Hunley wallet being opened
Contents may tell a sailor's story
BY SCHUYLER KROPF
Of The Post and Courier Staff
Of the many artifacts found aboard the Confederate submarine
H.L. Hunley, archaeologists say a 3-by-5-inch leather wallet may hold the
most clues of a sailor's personal life.
"There are endless possibilities on what kind of information this
wallet may hold," said Paul Mardikian, senior conservator on the Hunley
project. "It is just too difficult to imagine that someone would carry a
wallet with nothing in it."
On Monday, archaeologists began opening the wallet that belonged to a
crewman on board.
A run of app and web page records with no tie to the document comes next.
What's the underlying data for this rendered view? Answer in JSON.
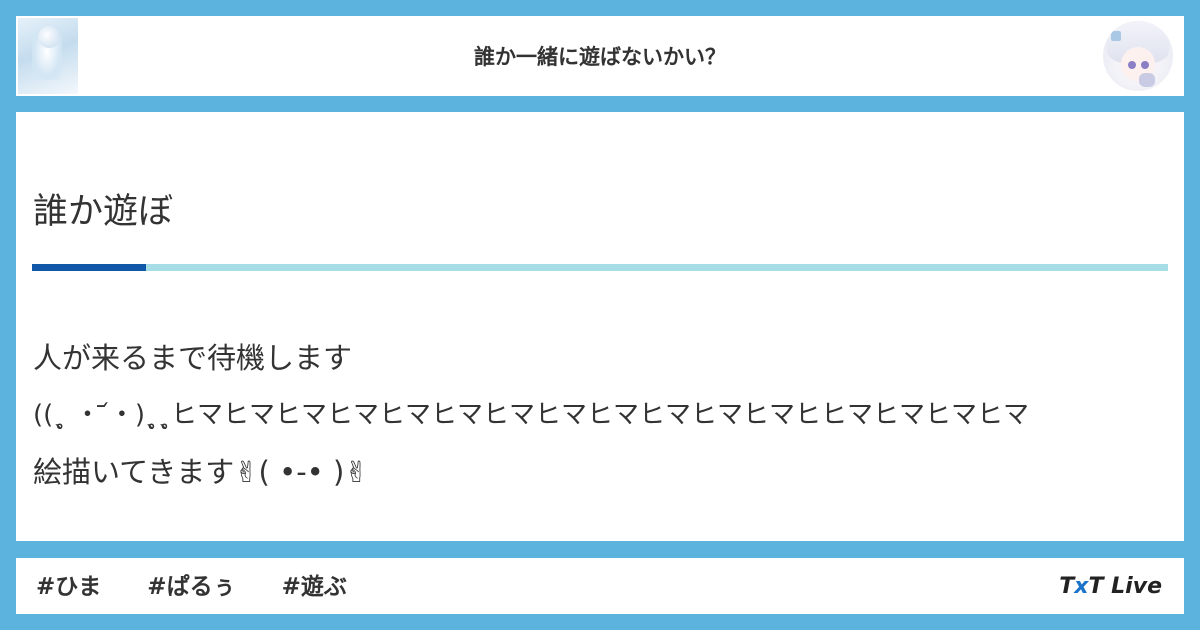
{
  "header": {
    "title": "誰か一緒に遊ばないかい？",
    "left_image": "room-thumbnail-illustration",
    "avatar": "user-avatar-illustration"
  },
  "post": {
    "title": "誰か遊ぼ",
    "lines": [
      "人が来るまで待機します",
      "((ˎ̥ ・ ᷄・)ˎ̥ˎ̥ヒマヒマヒマヒマヒマヒマヒマヒマヒマヒマヒマヒマヒヒマヒマヒマヒマ",
      "絵描いてきます✌︎(     •-•     )✌︎"
    ]
  },
  "footer": {
    "tags": [
      "#ひま",
      "#ぱるぅ",
      "#遊ぶ"
    ],
    "brand": {
      "part1": "T",
      "part2": "x",
      "part3": "T Live"
    }
  },
  "colors": {
    "background": "#5cb3dd",
    "accent": "#1158a8",
    "rule": "#a6dde6",
    "brand_x": "#1b74c9"
  }
}
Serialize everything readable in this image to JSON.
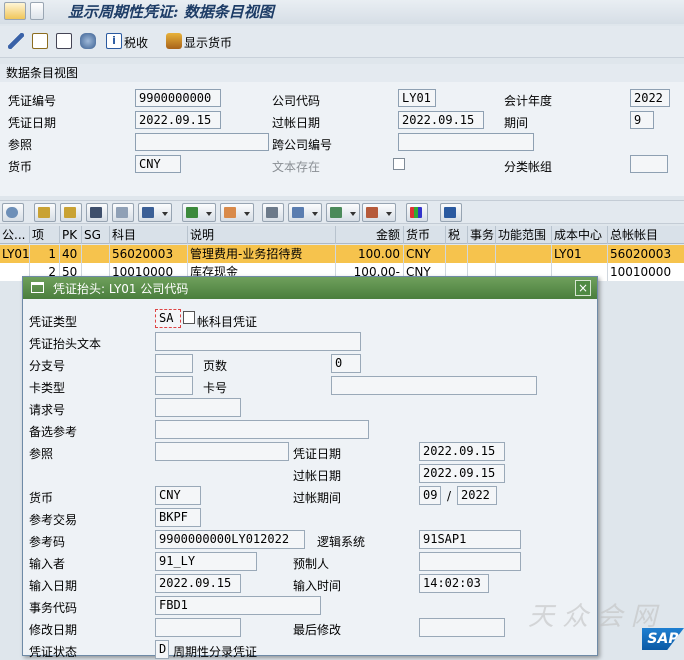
{
  "title": "显示周期性凭证: 数据条目视图",
  "toolbar": {
    "tax_label": "税收",
    "display_currency_label": "显示货币"
  },
  "section": {
    "title": "数据条目视图",
    "doc_number_label": "凭证编号",
    "doc_number": "9900000000",
    "company_code_label": "公司代码",
    "company_code": "LY01",
    "fiscal_year_label": "会计年度",
    "fiscal_year": "2022",
    "doc_date_label": "凭证日期",
    "doc_date": "2022.09.15",
    "posting_date_label": "过帐日期",
    "posting_date": "2022.09.15",
    "period_label": "期间",
    "period": "9",
    "reference_label": "参照",
    "reference": "",
    "cross_cc_label": "跨公司编号",
    "cross_cc": "",
    "currency_label": "货币",
    "currency": "CNY",
    "text_exists_label": "文本存在",
    "ledger_group_label": "分类帐组",
    "ledger_group": ""
  },
  "table": {
    "headers": [
      "公...",
      "项",
      "PK",
      "SG",
      "科目",
      "说明",
      "金额",
      "货币",
      "税",
      "事务",
      "功能范围",
      "成本中心",
      "总帐帐目"
    ],
    "rows": [
      [
        "LY01",
        "1",
        "40",
        "",
        "56020003",
        "管理费用-业务招待费",
        "100.00",
        "CNY",
        "",
        "",
        "",
        "LY01",
        "56020003"
      ],
      [
        "",
        "2",
        "50",
        "",
        "10010000",
        "库存现金",
        "100.00-",
        "CNY",
        "",
        "",
        "",
        "",
        "10010000"
      ]
    ]
  },
  "dialog": {
    "title": "凭证抬头: LY01 公司代码",
    "close_icon": "×",
    "doc_type_label": "凭证类型",
    "doc_type": "SA",
    "doc_type_desc": "帐科目凭证",
    "header_text_label": "凭证抬头文本",
    "header_text": "",
    "branch_label": "分支号",
    "branch": "",
    "pages_label": "页数",
    "pages": "0",
    "card_type_label": "卡类型",
    "card_type": "",
    "card_no_label": "卡号",
    "card_no": "",
    "request_no_label": "请求号",
    "request_no": "",
    "alt_ref_label": "备选参考",
    "alt_ref": "",
    "reference_label": "参照",
    "reference": "",
    "doc_date_label": "凭证日期",
    "doc_date": "2022.09.15",
    "posting_date_label": "过帐日期",
    "posting_date": "2022.09.15",
    "currency_label": "货币",
    "currency": "CNY",
    "posting_period_label": "过帐期间",
    "posting_period": "09",
    "posting_period_sep": "/",
    "posting_period_year": "2022",
    "ref_trans_label": "参考交易",
    "ref_trans": "BKPF",
    "ref_key_label": "参考码",
    "ref_key": "9900000000LY012022",
    "logical_system_label": "逻辑系统",
    "logical_system": "91SAP1",
    "entered_by_label": "输入者",
    "entered_by": "91_LY",
    "parked_by_label": "预制人",
    "parked_by": "",
    "entry_date_label": "输入日期",
    "entry_date": "2022.09.15",
    "entry_time_label": "输入时间",
    "entry_time": "14:02:03",
    "tcode_label": "事务代码",
    "tcode": "FBD1",
    "changed_on_label": "修改日期",
    "changed_on": "",
    "last_update_label": "最后修改",
    "last_update": "",
    "doc_status_label": "凭证状态",
    "doc_status": "D",
    "doc_status_desc": "周期性分录凭证"
  },
  "watermark": "天 众 会 网",
  "sap_logo": "SAP"
}
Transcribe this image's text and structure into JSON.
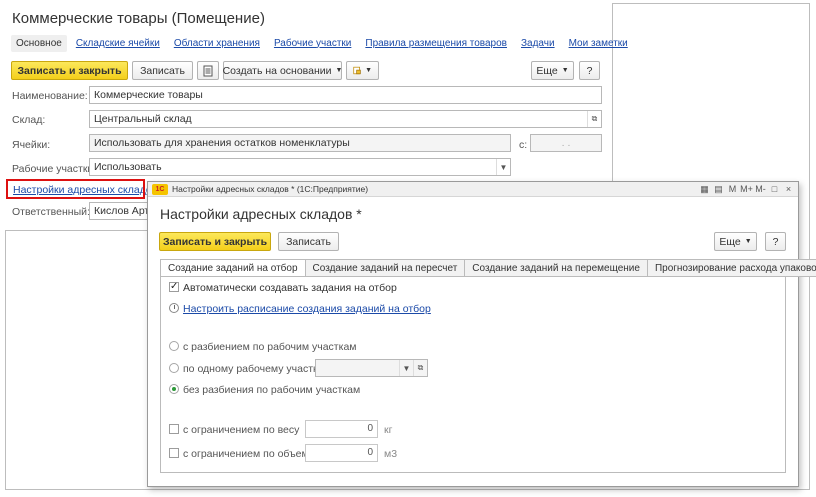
{
  "bg_form": {
    "title": "Коммерческие товары (Помещение)",
    "nav": [
      "Основное",
      "Складские ячейки",
      "Области хранения",
      "Рабочие участки",
      "Правила размещения товаров",
      "Задачи",
      "Мои заметки"
    ],
    "toolbar": {
      "save_close": "Записать и закрыть",
      "save": "Записать",
      "create_based": "Создать на основании",
      "more": "Еще",
      "help": "?"
    },
    "fields": {
      "name_label": "Наименование:",
      "name_value": "Коммерческие товары",
      "warehouse_label": "Склад:",
      "warehouse_value": "Центральный склад",
      "cells_label": "Ячейки:",
      "cells_value": "Использовать для хранения остатков номенклатуры",
      "from_label": "с:",
      "from_value": ". .",
      "areas_label": "Рабочие участки:",
      "areas_value": "Использовать",
      "responsible_label": "Ответственный:",
      "responsible_value": "Кислов Арте"
    },
    "settings_link": "Настройки адресных складов"
  },
  "dialog": {
    "caption": "Настройки адресных складов * (1С:Предприятие)",
    "logo": "1С",
    "window_controls": [
      "M",
      "M+",
      "M-",
      "□",
      "×"
    ],
    "title": "Настройки адресных складов *",
    "toolbar": {
      "save_close": "Записать и закрыть",
      "save": "Записать",
      "more": "Еще",
      "help": "?"
    },
    "tabs": [
      "Создание заданий на отбор",
      "Создание заданий на пересчет",
      "Создание заданий на перемещение",
      "Прогнозирование расхода упаковок"
    ],
    "auto_create_label": "Автоматически создавать задания на отбор",
    "schedule_link": "Настроить расписание создания заданий на отбор",
    "radio_options": [
      "с разбиением по рабочим участкам",
      "по одному рабочему участку",
      "без разбиения по рабочим участкам"
    ],
    "weight_label": "с ограничением по весу",
    "weight_value": "0",
    "weight_unit": "кг",
    "volume_label": "с ограничением по объему",
    "volume_value": "0",
    "volume_unit": "м3"
  }
}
They said they expect to find anything from money to a
picture of a loved one or other reminders from home.
Monday's announcement coincided with the 139th anniversary of the
disappearance of the Hunley off Charleston in a battle that marked the
world's first successful submarine attack.
Mardikian has worked with wallets recovered from the Titanic that held
documents, currency and business cards with legible writing on them.
Leather is durable, even for extended periods under water, Mardikian
The wallet was found near a crewmember's shoulder bone, which means he
possibly carried it in his jacket pocket.
Any information the wallet holds will add to personal details being
collected about each member of the crew. "This is an incredible
opportunity to put facts into the identity of this man," said Hunley
Commission Chairman Sen. Glenn McConnell, R-Charleston.
One of the Hunley team's goals is to learn as much as possible about
each crew member's history before the men are laid to rest at Magnolia
Cemetery in Charleston, possibly later this year. They will be buried
alongside 13 other Hunley sailors who were killed during two test missions
in Charleston Harbor in 1863.
"It is timely to begin such important work on the week of the Hunley's
anniversary as we pause to remember the crewmen and the impact their
sacrifice had on naval history," added Warren Lasch, chairman of Friends
of the Hunley.
On the night of Feb. 17, 1864, the hand-cranked Hunley and her
eight-man crew left Sullivan's Island and rammed a black powder charge
into the Union blockade ship Housatonic. The ship sank in less than five
minutes, but the Hunley never returned. It was uncovered about four miles
offshore in May 1995 by a dive team funded by best-selling author Clive
In 2000, the vessel was raised and moved to a coldwater storage tank at
the Warren Lasch Conservation Center in North Charleston.
Schuyler Kropf covers state and local politics. Contact him
at email@example.com or 937-5551.